The problem: Show every line of the data that includes the word "Hello".

(App and web page records)
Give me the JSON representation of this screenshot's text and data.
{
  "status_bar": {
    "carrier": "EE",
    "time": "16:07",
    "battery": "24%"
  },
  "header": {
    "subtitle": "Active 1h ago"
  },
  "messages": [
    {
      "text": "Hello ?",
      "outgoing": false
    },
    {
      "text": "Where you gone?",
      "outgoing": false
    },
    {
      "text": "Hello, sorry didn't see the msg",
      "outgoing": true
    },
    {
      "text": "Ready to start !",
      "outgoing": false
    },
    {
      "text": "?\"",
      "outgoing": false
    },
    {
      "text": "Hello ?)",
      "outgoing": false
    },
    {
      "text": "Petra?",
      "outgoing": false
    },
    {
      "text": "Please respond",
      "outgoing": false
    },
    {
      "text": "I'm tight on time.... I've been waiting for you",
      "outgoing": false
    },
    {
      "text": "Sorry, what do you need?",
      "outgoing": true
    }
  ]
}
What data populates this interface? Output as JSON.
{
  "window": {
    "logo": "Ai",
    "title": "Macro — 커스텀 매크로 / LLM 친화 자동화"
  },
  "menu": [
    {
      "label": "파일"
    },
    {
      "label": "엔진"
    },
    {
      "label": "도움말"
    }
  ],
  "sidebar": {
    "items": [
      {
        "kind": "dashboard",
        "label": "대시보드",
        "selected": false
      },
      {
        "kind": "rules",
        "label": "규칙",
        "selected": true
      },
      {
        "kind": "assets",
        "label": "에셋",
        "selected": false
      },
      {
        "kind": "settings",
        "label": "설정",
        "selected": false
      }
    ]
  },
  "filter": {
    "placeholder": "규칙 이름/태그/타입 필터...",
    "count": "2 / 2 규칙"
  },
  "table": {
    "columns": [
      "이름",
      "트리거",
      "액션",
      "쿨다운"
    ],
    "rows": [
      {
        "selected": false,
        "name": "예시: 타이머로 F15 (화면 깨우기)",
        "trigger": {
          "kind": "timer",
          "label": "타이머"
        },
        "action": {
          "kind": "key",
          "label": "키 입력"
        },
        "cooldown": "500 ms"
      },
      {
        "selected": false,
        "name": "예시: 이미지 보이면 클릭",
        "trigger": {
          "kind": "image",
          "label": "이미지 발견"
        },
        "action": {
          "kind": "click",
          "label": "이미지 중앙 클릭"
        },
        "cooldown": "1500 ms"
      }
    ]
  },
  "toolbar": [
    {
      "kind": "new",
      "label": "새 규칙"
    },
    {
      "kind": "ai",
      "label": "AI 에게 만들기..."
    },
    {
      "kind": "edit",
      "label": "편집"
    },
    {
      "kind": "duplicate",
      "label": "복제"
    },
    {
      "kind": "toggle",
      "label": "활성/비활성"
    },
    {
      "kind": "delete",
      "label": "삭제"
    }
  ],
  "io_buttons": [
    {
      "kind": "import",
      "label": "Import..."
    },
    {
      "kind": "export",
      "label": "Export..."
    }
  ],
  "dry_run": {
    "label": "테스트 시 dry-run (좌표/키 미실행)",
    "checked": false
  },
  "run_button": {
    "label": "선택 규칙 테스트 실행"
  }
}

Exercise result:
      "text": "Hello ?",
      "text": "Hello, sorry didn't see the msg",
      "text": "Hello ?)",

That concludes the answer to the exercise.